West of the sunken temple is Kalasasaya, which means "standing stones" in reference to the stelas here. This is the largest of the ceremonial spaces, raised on a grassy platform and surrounded by a wall.
On a "gatepost" of the north entrance to Kalasasaya is another example of the "inner ear" megaphone - we tried it out and it really works, both to amplify the voice and to hear low volume sound from some distance.
Two impressive monoliths or stelas, both about 3m in height, have been re-erected here: the Fraile (Friar, though why it is called this is obscure) and the Ponce (named after the archaeologist Carlos Ponce) which is in line with the gateway from the sunken temple.
The Fraile monolith is badly damaged and not highly decorated; it is made from a block of stone with two distinct colours.
The 2.4m Ponce Monolith on the other hand is in very good condition. It stands in a sunken courtyard facing the east gateway - at spring and autumn equinox the rising sun illuminates the monolith through the gateway. Its surface is covered with intricate carved designs. The back of the head is carved into stylised plaits and the body has clearly carved shoulder blades, reminiscent of the much older menhirs on Corsica. Ears, fingers and toes are precisely delineated too. He looks to be wearing a hat, short trousers, anklets and a thick belt and carries something in both clenched hands, probably ritual items such as a snuff tray.

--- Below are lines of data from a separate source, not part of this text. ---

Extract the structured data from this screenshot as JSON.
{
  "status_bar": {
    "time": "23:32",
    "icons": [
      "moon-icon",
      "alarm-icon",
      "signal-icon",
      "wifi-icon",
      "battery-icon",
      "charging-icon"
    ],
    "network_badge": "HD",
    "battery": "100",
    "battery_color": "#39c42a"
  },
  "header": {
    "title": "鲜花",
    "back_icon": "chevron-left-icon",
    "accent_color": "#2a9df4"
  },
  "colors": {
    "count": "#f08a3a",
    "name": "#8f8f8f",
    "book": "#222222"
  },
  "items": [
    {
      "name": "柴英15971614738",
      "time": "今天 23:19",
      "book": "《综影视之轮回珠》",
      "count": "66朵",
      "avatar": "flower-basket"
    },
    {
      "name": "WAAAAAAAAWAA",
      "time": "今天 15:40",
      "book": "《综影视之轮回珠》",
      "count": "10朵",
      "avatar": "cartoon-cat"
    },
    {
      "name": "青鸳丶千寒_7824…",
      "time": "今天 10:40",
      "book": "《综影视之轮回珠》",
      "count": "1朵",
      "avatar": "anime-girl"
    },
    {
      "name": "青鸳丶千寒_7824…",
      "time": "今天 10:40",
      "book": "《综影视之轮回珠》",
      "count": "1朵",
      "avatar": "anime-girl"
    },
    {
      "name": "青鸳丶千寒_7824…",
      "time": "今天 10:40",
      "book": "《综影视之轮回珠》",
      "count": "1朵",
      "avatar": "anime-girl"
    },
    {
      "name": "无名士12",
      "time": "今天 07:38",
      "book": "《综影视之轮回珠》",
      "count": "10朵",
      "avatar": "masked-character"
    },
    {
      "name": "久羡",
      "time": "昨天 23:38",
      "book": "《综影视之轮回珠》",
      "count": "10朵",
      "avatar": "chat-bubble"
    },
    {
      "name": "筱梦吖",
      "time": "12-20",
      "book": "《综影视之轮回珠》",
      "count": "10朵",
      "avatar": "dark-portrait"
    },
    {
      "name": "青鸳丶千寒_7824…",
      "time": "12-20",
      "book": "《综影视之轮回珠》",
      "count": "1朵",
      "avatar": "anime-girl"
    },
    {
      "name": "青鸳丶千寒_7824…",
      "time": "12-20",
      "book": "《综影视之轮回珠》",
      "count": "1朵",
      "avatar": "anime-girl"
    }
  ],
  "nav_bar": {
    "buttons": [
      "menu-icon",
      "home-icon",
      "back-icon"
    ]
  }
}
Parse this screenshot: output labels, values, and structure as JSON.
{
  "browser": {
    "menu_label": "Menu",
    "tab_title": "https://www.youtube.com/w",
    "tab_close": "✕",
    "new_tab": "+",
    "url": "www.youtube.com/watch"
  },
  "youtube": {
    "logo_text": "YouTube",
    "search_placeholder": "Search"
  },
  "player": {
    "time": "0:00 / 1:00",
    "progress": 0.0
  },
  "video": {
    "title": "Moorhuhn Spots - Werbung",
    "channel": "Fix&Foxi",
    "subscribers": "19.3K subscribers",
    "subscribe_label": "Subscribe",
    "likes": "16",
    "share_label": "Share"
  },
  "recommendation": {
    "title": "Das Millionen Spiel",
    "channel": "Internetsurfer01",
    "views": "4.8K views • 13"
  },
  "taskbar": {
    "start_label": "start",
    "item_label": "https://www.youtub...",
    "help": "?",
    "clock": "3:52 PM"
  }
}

The Puerta del Sol or Sun Gate stands in the north west corner, though this is not its original location. It is carved from a single block of stone, with a representation of a deity, possibly the Sun God surrounded by four rows of what look like worshipping winged figures. There are two types of figure in alternating rows, one of which is beaked.
The reverse of the gate has deeply carved niches, perhaps for offerings or small statues.
It is thought that the gate may have originally stood in line with the Ponce monolith and the gateway to the sunken temple and that it was also wider than it is now, probably with added blocks of decorated stone.
As we left the site, having spent several hours exploring, we came upon a final stela, sunk into a pit and missing its head. It must have been one of many that once stood in this wonderful place.